TASK ITEM: Print each entry in full, word for word, with no pictures in the result.
[DATA FOR ANALYSIS — start]
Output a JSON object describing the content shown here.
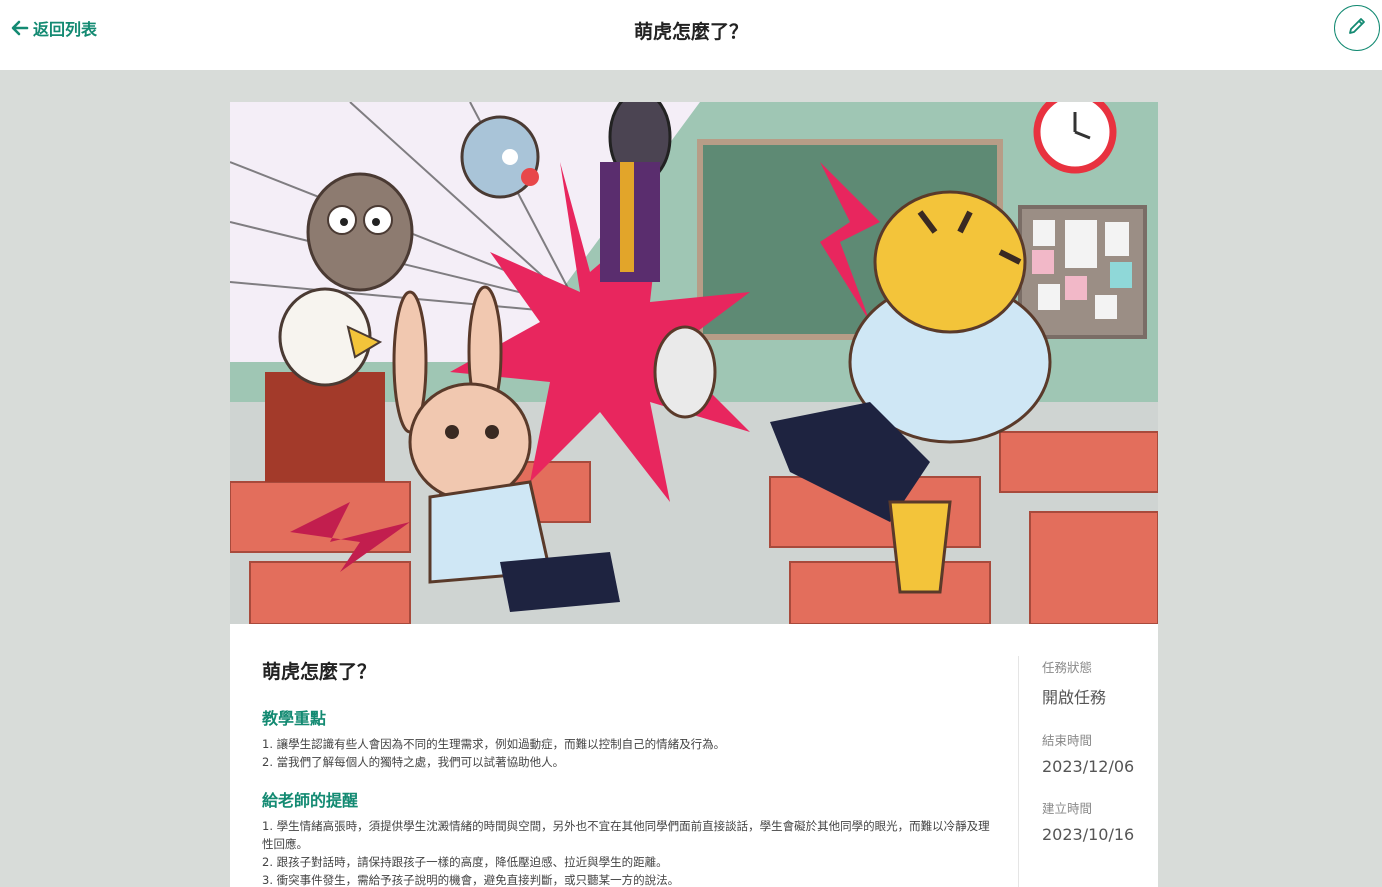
{
  "header": {
    "back_label": "返回列表",
    "title": "萌虎怎麼了？",
    "edit_icon": "pencil-icon"
  },
  "illustration": {
    "subject": "classroom-comic-illustration",
    "colors": {
      "wall": "#9fc6b4",
      "chalkboard": "#5e8a74",
      "floor": "#cfd4d2",
      "desk": "#e36e5c",
      "burst": "#e8265e",
      "tiger": "#f3c43a",
      "shirt": "#cfe7f5",
      "clock": "#e8323f"
    }
  },
  "task": {
    "title": "萌虎怎麼了？",
    "sections": [
      {
        "heading": "教學重點",
        "items": [
          "1. 讓學生認識有些人會因為不同的生理需求，例如過動症，而難以控制自己的情緒及行為。",
          "2. 當我們了解每個人的獨特之處，我們可以試著協助他人。"
        ]
      },
      {
        "heading": "給老師的提醒",
        "items": [
          "1. 學生情緒高張時，須提供學生沈澱情緒的時間與空間，另外也不宜在其他同學們面前直接談話，學生會礙於其他同學的眼光，而難以冷靜及理性回應。",
          "2. 跟孩子對話時，請保持跟孩子一樣的高度，降低壓迫感、拉近與學生的距離。",
          "3. 衝突事件發生，需給予孩子說明的機會，避免直接判斷，或只聽某一方的說法。"
        ]
      }
    ]
  },
  "meta": {
    "status_label": "任務狀態",
    "status_value": "開啟任務",
    "end_label": "結束時間",
    "end_value": "2023/12/06",
    "created_label": "建立時間",
    "created_value": "2023/10/16"
  },
  "colors": {
    "accent": "#138a72",
    "page_bg": "#d8dcd9"
  }
}
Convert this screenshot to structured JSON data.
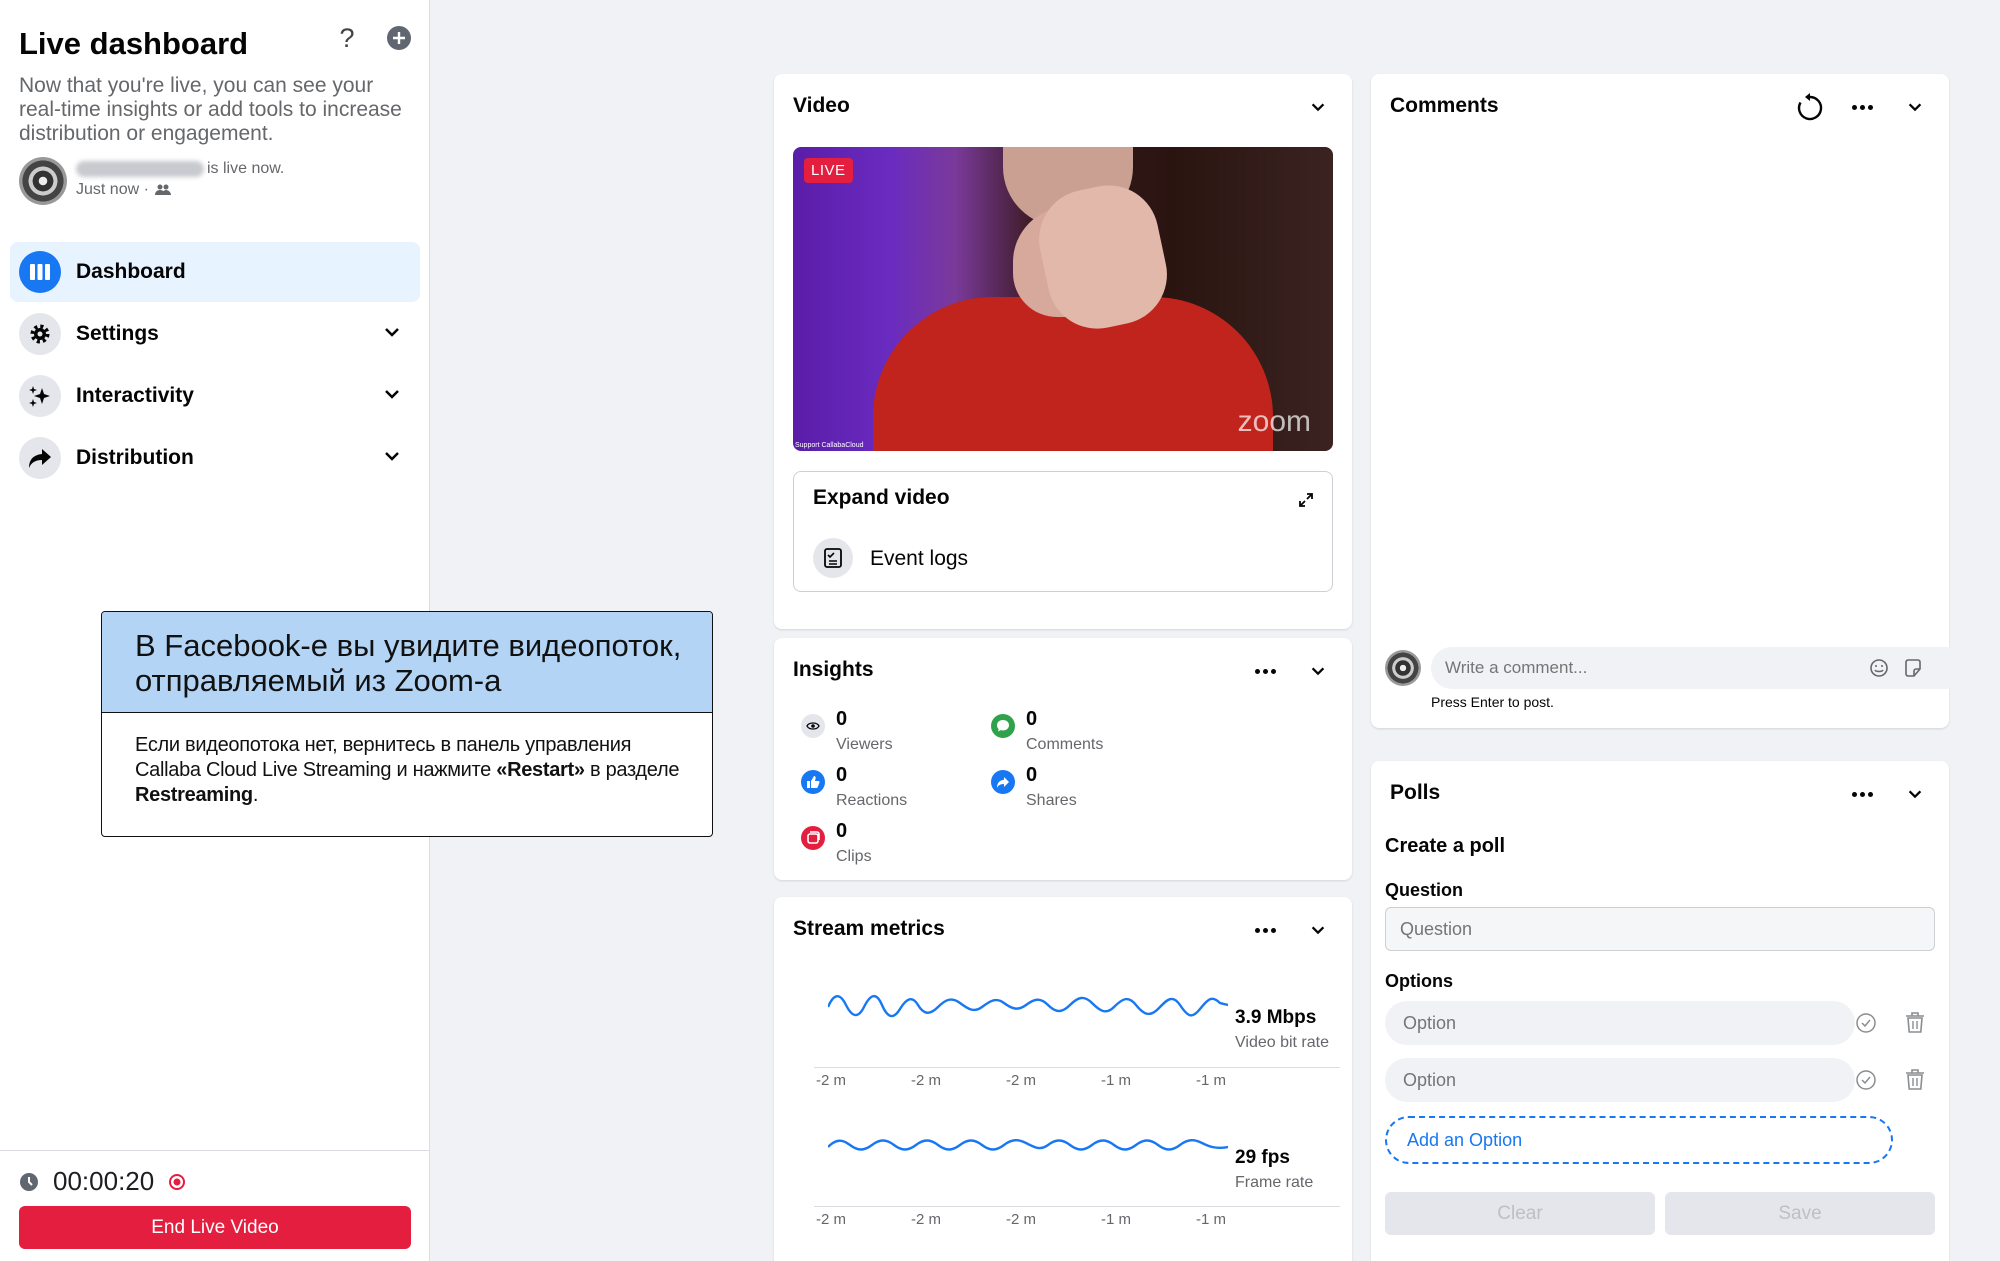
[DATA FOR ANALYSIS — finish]
EXERCISE SOLUTION:
Output a JSON object describing the content shown here.
{
  "header": {
    "back_label": "返回列表",
    "title": "萌虎怎麼了？",
    "edit_icon": "pencil-icon"
  },
  "illustration": {
    "subject": "classroom-comic-illustration",
    "colors": {
      "wall": "#9fc6b4",
      "chalkboard": "#5e8a74",
      "floor": "#cfd4d2",
      "desk": "#e36e5c",
      "burst": "#e8265e",
      "tiger": "#f3c43a",
      "shirt": "#cfe7f5",
      "clock": "#e8323f"
    }
  },
  "task": {
    "title": "萌虎怎麼了？",
    "sections": [
      {
        "heading": "教學重點",
        "items": [
          "1. 讓學生認識有些人會因為不同的生理需求，例如過動症，而難以控制自己的情緒及行為。",
          "2. 當我們了解每個人的獨特之處，我們可以試著協助他人。"
        ]
      },
      {
        "heading": "給老師的提醒",
        "items": [
          "1. 學生情緒高張時，須提供學生沈澱情緒的時間與空間，另外也不宜在其他同學們面前直接談話，學生會礙於其他同學的眼光，而難以冷靜及理性回應。",
          "2. 跟孩子對話時，請保持跟孩子一樣的高度，降低壓迫感、拉近與學生的距離。",
          "3. 衝突事件發生，需給予孩子說明的機會，避免直接判斷，或只聽某一方的說法。"
        ]
      }
    ]
  },
  "meta": {
    "status_label": "任務狀態",
    "status_value": "開啟任務",
    "end_label": "結束時間",
    "end_value": "2023/12/06",
    "created_label": "建立時間",
    "created_value": "2023/10/16"
  },
  "colors": {
    "accent": "#138a72",
    "page_bg": "#d8dcd9"
  }
}
Convert this screenshot to structured JSON data.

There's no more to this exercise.